__Exercise details__:
All lines containing the string "small" must be copied from the entries.

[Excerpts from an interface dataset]
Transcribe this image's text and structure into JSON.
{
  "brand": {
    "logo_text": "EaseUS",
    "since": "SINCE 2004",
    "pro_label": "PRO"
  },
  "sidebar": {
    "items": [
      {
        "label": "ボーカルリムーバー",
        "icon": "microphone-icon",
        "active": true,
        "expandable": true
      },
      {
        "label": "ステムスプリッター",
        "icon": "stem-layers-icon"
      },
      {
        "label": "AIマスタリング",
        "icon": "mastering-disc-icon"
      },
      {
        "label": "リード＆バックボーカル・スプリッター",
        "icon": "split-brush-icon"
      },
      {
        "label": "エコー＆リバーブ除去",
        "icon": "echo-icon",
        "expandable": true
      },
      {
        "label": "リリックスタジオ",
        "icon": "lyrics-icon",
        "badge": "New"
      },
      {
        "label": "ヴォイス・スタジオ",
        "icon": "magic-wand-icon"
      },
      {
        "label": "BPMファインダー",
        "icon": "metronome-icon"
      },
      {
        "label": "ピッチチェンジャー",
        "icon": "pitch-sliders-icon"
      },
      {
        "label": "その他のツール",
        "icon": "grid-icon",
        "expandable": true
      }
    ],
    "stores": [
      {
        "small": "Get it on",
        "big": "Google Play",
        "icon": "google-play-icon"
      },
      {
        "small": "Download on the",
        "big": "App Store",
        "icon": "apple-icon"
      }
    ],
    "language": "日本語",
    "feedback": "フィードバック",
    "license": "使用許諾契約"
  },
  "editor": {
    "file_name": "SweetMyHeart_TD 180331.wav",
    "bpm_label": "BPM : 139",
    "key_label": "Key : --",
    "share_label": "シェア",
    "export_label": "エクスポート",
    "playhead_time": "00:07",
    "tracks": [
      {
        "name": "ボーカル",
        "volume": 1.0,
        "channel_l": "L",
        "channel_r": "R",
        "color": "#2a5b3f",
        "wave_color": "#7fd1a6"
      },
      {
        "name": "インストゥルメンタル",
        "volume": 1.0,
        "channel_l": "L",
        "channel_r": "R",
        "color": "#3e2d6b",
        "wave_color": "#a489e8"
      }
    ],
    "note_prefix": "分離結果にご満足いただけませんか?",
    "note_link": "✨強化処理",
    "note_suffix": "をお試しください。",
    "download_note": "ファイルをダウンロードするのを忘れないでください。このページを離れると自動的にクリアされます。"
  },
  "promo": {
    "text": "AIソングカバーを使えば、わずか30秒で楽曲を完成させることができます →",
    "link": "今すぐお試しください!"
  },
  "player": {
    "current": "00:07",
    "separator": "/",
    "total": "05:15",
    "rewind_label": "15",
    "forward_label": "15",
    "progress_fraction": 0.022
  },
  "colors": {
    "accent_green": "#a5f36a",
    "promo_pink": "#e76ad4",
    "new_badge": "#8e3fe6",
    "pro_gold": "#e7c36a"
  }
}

__Result__:
        "small": "Get it on",
        "small": "Download on the",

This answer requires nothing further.